A quantitative measure of wildfire risk across a landscape-expected net change in value of resources and assets exposed to wildfire-was established nearly a decade ago. Assessments made using that measure have been completed at spatial extents ranging from an individual county to the continental United States. The science of wildfire risk assessment and management continues to build on the basic framework to develop new analysis techniques that address specific fire management problems. This paper reviews central concepts of the basic risk assessment framework and describes several emerging terms and concepts now under development. These new concepts include: 1) describing certain results of stochastic simulation systems as a wildfire event set, 2) defining a biophysical fireshed as the land area where fires can originate and eventually reach a designated point, line or area in a designated period of time, 3) defining a fireplain as the land area where fire originating from a designated point, line or polygon (or set thereof) can reach during a designated period of time, 4) an exceedance probability curve, which plots the magnitude of an event (or its effects) against the likelihood that magnitude will be exceeded during a designated period of time, and 5) an analysis of wildfire Risk Associated with an Ignition Location (RAIL analysis), which characterizes the wildfire risk where the risk originates rather than where it occurs.

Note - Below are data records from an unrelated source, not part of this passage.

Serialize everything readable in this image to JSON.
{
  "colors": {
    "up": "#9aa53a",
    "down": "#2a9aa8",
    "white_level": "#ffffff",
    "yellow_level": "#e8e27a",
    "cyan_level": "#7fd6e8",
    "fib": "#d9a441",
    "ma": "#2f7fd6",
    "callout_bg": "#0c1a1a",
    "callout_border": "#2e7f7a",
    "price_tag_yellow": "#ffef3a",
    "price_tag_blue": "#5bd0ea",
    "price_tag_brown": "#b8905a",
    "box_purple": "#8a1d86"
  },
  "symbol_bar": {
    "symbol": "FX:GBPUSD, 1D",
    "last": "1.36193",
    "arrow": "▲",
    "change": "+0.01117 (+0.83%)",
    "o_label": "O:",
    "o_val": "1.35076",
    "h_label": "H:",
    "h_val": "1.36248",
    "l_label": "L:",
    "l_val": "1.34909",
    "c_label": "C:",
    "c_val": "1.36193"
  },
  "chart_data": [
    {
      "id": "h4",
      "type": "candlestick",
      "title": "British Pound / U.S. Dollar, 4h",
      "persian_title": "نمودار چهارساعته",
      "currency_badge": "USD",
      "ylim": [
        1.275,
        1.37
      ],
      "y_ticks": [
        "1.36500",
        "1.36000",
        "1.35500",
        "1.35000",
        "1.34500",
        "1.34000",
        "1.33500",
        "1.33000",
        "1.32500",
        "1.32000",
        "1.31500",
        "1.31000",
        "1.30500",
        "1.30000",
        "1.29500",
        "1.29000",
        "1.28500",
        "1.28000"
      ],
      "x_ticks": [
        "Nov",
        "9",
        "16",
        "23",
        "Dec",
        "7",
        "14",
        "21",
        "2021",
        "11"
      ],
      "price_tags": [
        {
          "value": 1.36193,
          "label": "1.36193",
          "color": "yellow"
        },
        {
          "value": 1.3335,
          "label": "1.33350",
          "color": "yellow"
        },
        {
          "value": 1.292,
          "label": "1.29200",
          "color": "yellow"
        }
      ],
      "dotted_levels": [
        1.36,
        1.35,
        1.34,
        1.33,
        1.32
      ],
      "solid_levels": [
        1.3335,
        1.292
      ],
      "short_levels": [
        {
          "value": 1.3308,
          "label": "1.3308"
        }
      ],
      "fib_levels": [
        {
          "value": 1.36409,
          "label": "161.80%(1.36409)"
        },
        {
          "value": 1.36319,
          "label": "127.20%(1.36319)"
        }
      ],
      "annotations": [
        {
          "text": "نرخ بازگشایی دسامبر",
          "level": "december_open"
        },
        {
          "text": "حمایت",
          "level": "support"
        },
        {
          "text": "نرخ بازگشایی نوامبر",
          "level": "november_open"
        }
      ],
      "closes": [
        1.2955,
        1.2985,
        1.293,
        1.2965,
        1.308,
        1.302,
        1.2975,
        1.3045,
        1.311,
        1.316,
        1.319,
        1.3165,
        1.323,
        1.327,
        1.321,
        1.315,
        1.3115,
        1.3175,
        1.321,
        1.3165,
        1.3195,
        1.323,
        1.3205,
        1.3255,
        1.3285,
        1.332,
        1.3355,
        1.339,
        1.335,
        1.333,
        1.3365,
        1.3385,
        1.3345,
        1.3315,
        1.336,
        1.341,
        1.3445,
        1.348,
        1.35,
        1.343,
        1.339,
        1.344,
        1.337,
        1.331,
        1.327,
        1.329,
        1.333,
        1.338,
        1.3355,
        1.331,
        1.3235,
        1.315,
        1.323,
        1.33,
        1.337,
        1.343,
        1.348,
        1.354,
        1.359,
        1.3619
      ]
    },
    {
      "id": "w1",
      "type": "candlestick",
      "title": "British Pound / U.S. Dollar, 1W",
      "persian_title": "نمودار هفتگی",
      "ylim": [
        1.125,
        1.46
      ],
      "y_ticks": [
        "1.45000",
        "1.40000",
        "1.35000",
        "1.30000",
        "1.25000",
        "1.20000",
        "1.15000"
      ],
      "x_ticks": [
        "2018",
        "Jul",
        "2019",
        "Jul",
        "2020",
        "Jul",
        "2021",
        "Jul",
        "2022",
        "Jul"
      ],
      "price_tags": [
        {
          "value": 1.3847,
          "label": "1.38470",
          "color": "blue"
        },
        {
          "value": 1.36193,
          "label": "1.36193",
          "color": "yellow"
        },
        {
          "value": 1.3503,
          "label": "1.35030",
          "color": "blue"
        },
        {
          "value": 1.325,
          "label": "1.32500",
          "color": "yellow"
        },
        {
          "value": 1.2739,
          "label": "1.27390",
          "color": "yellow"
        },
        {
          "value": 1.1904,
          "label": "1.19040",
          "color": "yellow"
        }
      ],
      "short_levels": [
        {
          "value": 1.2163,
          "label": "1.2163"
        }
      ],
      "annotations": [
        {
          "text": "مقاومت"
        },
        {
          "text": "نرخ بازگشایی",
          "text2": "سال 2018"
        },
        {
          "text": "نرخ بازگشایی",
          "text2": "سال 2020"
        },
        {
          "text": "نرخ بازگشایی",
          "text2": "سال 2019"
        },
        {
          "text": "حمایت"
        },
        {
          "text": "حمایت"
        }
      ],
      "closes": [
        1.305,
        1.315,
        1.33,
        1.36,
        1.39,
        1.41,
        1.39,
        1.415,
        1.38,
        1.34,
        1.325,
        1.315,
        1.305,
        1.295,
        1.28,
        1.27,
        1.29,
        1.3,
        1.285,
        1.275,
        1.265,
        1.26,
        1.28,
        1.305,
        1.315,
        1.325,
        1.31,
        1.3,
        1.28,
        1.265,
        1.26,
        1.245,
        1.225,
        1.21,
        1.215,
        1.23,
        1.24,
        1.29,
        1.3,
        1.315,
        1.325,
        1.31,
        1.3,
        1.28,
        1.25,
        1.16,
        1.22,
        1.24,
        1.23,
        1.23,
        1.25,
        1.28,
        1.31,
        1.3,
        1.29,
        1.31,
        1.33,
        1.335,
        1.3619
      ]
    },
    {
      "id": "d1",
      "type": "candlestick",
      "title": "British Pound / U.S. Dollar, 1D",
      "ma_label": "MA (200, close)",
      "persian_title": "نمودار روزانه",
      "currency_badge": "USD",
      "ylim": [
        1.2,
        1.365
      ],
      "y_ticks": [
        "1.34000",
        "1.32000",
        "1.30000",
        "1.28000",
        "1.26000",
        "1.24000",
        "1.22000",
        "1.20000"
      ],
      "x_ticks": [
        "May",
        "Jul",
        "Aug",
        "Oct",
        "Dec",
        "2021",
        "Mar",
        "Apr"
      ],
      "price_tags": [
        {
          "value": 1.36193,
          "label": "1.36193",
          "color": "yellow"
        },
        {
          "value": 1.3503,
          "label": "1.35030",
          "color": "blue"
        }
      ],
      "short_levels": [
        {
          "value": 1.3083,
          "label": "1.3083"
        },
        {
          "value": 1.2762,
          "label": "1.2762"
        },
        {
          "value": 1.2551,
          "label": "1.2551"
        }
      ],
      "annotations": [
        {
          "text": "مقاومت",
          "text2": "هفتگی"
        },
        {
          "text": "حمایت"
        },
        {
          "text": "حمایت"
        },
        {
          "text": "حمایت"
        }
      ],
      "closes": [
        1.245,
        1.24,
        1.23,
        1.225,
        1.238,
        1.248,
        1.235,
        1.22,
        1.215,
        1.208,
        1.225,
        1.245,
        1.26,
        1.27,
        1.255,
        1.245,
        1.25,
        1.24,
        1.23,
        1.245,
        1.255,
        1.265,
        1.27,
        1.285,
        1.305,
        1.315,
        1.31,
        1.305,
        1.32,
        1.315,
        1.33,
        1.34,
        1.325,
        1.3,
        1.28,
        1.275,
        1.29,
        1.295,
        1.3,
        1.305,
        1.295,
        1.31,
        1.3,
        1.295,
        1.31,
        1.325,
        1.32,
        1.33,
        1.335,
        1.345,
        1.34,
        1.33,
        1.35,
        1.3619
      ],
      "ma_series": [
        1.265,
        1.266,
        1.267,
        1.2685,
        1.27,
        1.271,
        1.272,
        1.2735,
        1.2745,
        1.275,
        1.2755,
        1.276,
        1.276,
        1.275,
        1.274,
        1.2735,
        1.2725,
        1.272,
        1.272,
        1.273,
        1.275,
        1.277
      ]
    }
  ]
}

Robert E. Keane, William Matt Jolly, Russell A. Parsons, Karen L. Riley
Scott, Joe H.; Thompson, Matthew P. 2015. Emerging concepts in wildfire risk assessment and management. Pages 196-206. In: Keane, Robert E.; Jolly, Matt; Parsons, Russell; Riley, Karin (editors). Proceedings of the large wildland fires conference; May 19-23, 2014; Missoula, MT. Proceedings RMRS-P-73. Fort Collins, CO: USDA Forest Service, Rocky Mountain Research Station.